* [Activity]:
Scan the lines below for the word "paste". Copy each line you find it in.

***

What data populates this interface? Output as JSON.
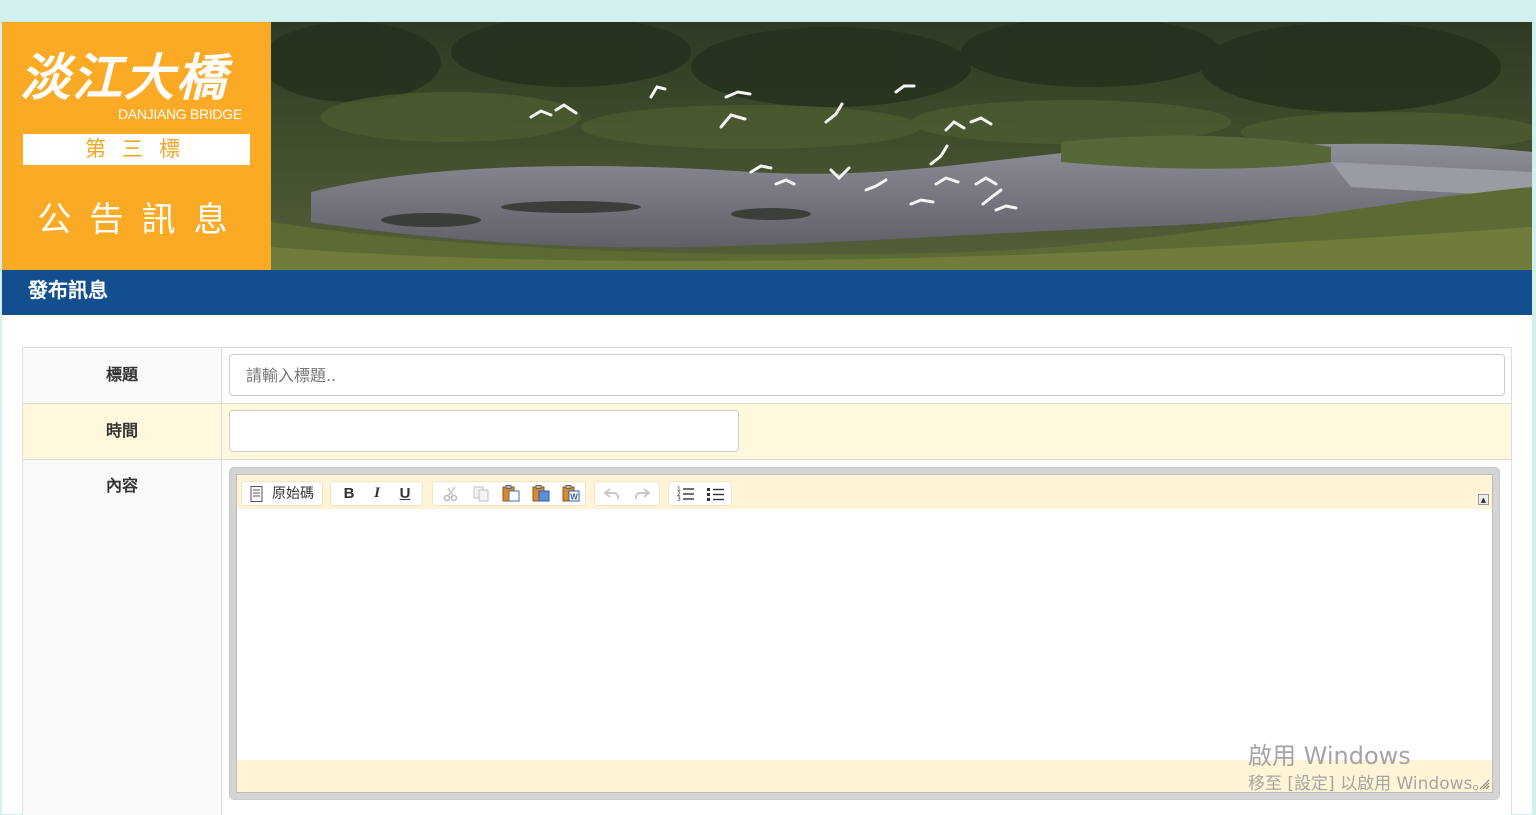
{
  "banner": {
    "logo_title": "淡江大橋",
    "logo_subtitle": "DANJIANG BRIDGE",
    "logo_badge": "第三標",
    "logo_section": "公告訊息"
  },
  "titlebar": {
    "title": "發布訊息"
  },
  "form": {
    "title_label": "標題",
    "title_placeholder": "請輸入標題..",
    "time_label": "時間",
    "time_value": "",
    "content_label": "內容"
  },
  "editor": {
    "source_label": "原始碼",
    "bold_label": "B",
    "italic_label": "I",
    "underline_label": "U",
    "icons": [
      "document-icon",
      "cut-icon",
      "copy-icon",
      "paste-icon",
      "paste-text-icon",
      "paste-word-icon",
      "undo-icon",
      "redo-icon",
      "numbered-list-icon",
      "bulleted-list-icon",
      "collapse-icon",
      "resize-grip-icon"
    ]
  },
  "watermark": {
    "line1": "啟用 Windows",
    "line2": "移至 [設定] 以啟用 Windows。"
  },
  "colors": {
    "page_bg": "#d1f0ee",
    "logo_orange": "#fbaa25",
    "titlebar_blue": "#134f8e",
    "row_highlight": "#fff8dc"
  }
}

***

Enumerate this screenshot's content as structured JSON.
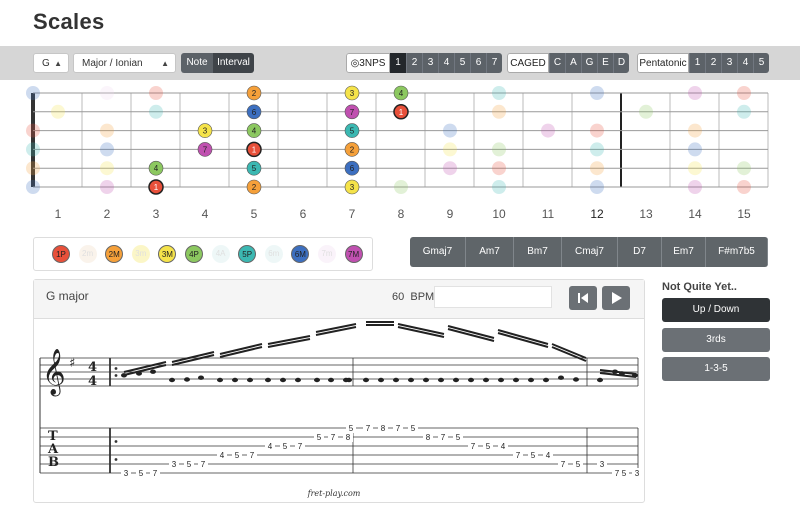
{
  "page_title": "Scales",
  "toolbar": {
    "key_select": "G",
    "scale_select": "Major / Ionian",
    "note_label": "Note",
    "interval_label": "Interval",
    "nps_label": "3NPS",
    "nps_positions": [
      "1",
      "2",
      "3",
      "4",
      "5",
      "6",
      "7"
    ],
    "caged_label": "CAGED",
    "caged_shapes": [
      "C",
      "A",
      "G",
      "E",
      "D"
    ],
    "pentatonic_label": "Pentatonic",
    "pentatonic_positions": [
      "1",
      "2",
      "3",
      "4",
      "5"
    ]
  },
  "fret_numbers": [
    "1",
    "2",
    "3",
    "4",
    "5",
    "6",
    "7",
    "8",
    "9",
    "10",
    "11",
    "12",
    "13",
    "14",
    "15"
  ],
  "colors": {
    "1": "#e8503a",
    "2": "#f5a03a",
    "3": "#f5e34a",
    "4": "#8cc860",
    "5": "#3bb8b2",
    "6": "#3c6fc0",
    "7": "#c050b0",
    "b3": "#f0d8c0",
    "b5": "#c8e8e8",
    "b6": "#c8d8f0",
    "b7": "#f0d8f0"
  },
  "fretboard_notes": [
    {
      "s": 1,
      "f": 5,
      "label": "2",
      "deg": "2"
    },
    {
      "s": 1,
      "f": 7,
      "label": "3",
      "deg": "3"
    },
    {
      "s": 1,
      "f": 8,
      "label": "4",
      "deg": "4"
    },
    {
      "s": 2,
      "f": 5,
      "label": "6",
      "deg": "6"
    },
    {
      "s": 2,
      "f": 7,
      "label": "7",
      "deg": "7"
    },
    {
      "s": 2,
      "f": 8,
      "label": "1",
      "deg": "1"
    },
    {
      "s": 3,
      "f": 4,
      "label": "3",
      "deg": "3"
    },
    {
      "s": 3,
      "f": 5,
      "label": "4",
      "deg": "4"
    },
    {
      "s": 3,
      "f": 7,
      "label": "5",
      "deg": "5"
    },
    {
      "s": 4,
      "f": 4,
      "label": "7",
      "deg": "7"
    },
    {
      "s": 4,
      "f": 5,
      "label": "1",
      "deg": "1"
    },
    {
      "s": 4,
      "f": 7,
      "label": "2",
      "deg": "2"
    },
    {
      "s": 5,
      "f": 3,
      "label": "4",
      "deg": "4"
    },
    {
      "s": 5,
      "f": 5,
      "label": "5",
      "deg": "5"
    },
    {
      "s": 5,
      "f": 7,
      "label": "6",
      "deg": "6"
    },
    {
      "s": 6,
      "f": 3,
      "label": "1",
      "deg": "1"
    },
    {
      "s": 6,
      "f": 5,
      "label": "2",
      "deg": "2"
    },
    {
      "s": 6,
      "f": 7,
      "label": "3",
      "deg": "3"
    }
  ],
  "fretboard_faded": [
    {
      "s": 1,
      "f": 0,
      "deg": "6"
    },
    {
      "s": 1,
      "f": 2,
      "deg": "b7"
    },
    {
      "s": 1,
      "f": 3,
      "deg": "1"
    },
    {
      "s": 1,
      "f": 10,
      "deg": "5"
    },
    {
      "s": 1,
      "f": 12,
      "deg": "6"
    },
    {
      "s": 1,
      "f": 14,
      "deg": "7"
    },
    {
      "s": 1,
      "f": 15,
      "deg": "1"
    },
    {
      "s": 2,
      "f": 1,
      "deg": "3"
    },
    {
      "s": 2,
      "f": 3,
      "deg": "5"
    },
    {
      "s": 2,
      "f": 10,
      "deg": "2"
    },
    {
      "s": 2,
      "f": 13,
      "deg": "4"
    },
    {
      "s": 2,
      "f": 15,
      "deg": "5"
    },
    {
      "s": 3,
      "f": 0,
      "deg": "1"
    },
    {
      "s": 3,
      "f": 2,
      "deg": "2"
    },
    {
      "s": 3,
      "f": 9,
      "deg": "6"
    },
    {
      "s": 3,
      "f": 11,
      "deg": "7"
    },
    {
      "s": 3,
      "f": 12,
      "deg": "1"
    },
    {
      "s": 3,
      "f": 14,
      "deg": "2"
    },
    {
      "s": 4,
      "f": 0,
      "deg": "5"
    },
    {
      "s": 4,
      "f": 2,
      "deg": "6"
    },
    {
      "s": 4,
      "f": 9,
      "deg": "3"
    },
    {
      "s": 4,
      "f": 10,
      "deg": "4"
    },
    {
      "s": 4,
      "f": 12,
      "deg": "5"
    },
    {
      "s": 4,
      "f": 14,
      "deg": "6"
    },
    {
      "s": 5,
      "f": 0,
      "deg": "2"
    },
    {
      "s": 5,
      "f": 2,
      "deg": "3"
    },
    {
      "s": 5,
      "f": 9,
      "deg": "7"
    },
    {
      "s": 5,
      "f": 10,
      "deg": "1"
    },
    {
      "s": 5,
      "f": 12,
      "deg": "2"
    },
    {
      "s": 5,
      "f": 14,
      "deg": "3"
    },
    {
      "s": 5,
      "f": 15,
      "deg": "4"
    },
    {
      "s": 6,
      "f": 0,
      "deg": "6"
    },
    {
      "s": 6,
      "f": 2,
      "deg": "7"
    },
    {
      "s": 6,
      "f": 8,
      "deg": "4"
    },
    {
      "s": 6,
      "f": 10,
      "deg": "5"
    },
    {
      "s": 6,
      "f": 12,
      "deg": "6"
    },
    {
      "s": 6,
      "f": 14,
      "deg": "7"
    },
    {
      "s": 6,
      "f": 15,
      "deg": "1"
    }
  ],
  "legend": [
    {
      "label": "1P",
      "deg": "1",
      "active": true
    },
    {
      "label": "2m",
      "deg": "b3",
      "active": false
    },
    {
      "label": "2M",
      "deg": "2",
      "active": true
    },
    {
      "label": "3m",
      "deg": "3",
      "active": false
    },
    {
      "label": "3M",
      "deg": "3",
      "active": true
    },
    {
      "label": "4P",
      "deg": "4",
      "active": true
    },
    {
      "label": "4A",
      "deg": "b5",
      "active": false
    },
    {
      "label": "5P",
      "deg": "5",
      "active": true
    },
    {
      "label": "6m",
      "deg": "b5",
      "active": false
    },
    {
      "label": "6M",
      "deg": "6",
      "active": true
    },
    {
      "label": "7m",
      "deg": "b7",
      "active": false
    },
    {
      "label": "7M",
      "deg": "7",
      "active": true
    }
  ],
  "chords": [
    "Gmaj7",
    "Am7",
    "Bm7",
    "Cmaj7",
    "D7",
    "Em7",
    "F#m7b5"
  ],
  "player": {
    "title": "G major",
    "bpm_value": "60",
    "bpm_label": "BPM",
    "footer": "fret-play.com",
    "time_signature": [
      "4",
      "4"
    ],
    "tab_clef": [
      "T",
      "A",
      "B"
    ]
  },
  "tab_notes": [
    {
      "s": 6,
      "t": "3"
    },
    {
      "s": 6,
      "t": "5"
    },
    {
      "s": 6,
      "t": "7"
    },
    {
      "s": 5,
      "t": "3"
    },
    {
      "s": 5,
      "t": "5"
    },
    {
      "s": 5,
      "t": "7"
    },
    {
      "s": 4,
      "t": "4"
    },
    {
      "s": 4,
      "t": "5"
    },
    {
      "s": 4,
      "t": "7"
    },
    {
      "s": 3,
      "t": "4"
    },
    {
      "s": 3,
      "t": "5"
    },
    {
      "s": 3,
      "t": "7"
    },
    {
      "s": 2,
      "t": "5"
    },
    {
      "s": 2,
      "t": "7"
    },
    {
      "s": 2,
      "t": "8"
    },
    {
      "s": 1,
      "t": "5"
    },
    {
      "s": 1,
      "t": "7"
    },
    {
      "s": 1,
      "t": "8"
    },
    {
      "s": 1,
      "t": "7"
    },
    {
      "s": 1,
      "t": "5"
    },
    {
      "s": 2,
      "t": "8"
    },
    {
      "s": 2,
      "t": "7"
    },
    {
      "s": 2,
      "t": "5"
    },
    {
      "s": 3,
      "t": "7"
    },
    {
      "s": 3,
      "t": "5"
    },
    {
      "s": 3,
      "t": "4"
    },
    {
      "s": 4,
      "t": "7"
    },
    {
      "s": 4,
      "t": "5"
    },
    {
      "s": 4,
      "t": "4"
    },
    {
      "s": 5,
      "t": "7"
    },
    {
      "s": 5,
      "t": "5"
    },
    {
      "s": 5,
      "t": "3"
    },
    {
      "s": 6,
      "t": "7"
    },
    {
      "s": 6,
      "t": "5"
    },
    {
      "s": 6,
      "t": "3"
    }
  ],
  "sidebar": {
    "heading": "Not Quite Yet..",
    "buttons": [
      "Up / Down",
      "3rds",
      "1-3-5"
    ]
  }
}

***

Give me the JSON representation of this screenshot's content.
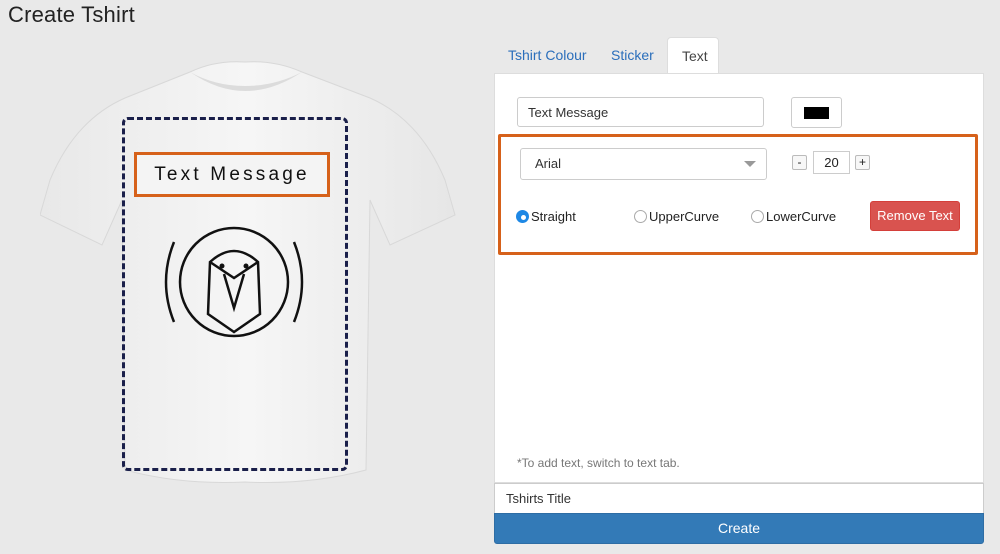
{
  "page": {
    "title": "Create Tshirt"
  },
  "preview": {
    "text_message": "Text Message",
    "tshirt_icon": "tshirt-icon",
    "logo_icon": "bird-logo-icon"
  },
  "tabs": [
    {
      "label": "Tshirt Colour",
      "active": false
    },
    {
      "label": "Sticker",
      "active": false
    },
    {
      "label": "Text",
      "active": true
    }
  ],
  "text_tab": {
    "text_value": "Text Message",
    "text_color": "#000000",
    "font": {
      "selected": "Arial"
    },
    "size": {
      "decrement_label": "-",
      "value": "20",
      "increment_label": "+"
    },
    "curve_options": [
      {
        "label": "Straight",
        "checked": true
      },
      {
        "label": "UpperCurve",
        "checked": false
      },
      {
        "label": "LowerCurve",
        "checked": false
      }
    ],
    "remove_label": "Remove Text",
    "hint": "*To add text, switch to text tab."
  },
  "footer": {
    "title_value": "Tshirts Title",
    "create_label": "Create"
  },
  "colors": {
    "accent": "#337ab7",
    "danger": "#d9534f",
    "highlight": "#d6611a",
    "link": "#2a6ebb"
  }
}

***

* [Problem solution]:
      "paste-icon",
      "paste-text-icon",
      "paste-word-icon",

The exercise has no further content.